Sometimes movie makers try to pack too much of a good thing into a single
film. Or, as in the case of Amazon Women on the Moon, they can think they're
adding lots of good things when, in fact, they're diluting the film into
a soupy mess.
Women on the Moon (1987)
Starring: Arsenio Hall, Ed Begley, Jr.,
and Michelle Pfieffer
Women on the Moon is
a compilation of loosely intertwined comedy bits that attempt to emulate
an evening of watching a late-night movie
on a cash strapped TV station. Directors Joe Dante, Carl Gottlieb, Peter
Horton, John Landis and Robert K. Weiss each contribute several bits containing
varying degrees of humor. Some of the sketches are spoofs of commercials.
Others are spoofs of movie advertisements and others are satires of TV
shows. Each of them is connected by the only reliably funny part of the
film: a spoof of 1950's science fiction films called "Amazon Women
on the Moon."
Joe Dante, better known for Gremlins than anything appearing here, contributes
the biggest hunk of the bad stuff. Only a jab at Sy Sperling's Hair Club
for Men, which features rugs as a replacement for hair, is worth watching.
The rest are overlong and tiresome, especially a bit about a funeral service/comedy
roast featuring Rip Taylor and Charlie Callas.
John Landis, who's produced
comedy films like The Blues Brothers and Coming to America, musters
up some fairly humorous sketches here, but
most seem a bit out of place in the context of the TV station atmosphere
that the movie is attempting to maintain. Only "Blacks without Soul" follows
the format and works.
"Son of the Invisible Man",
a spoof of the Invisible Man movies of the 1940's by Carl Gottlieb,
is excellent. Ed Begley, Jr. plays a mad
scientist who thinks he's invisible and we follow him to the local bar
where walks naked and toys with the patrons who are on to his act and
reluctantly play along. Unfortunately, Gottlieb only has two other sketches

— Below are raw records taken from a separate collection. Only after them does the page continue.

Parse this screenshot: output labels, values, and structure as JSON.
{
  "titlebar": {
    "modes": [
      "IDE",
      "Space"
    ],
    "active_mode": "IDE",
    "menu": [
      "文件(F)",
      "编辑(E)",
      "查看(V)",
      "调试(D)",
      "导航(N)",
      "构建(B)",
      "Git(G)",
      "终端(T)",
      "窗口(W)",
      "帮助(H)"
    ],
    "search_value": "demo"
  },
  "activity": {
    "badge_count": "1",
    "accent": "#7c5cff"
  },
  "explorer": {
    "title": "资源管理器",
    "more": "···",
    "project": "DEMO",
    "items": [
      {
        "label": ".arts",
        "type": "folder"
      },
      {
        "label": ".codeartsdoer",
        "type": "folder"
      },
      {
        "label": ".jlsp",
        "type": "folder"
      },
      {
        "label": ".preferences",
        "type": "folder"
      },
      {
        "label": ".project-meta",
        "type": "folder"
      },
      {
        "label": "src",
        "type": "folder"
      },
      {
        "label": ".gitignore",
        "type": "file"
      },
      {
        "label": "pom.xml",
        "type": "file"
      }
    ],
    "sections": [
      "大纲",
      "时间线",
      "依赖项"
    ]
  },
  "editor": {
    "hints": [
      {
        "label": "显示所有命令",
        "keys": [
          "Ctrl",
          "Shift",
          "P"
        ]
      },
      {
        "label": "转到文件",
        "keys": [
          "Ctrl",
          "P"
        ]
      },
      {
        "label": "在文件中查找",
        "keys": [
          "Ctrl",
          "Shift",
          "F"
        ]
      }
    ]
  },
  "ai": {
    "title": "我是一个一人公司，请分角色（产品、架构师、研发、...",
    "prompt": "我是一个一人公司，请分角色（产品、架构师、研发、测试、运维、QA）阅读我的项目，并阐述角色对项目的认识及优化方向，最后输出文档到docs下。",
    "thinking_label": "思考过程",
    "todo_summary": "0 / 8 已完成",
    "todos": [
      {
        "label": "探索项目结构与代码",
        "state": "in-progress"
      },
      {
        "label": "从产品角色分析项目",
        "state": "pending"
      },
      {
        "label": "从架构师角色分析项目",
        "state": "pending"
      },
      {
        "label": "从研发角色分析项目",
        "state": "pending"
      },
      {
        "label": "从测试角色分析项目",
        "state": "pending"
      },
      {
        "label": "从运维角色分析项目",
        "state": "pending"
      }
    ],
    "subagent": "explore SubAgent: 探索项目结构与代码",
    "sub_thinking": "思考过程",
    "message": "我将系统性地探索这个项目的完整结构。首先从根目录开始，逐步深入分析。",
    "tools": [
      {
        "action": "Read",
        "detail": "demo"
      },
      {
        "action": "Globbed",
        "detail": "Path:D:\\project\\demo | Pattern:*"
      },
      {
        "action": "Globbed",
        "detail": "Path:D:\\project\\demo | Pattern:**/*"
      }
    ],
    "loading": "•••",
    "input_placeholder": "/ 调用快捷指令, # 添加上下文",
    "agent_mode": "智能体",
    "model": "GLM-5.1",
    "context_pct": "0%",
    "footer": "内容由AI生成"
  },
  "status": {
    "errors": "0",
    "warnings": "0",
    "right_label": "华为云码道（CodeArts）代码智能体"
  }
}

in the film.
Peter Horton, who's also featured as an actor in one of John Landis'
sketches, also supplies one sketch. It's too bad that he's only got one
shot in this film because his advertisement for a device that, with the
help of two forms of identification, gives the entire sexual background
of a potential mate is hilarious.
The best bit is courtesy of
Robert K. Weiss. His "Amazon Women on
the Moon" is a great dig at the 1950's oversexed science fiction
genre film. Featuring great sight gags, tongue-in-cheek sexual innuendo
and appropriately cornball special effects, Weiss captures the exact cheezy
quality of the era while garnering intentional laughs in the process.
The problem with a film like this is that the material isn't consistently
funny or worth watching. Having to wade through the crap to get to the
good stuff isn't rewarding enough. Luckily, being that this is on video,
the fast forward button is never too far out of reach.
the "Amazon Women on the Moon" sketch, Forrest J. Ackerman,
publisher of the magazine, Famous Monsters of Filmland, appears as
the president. (Source: The
Internet Movie Database)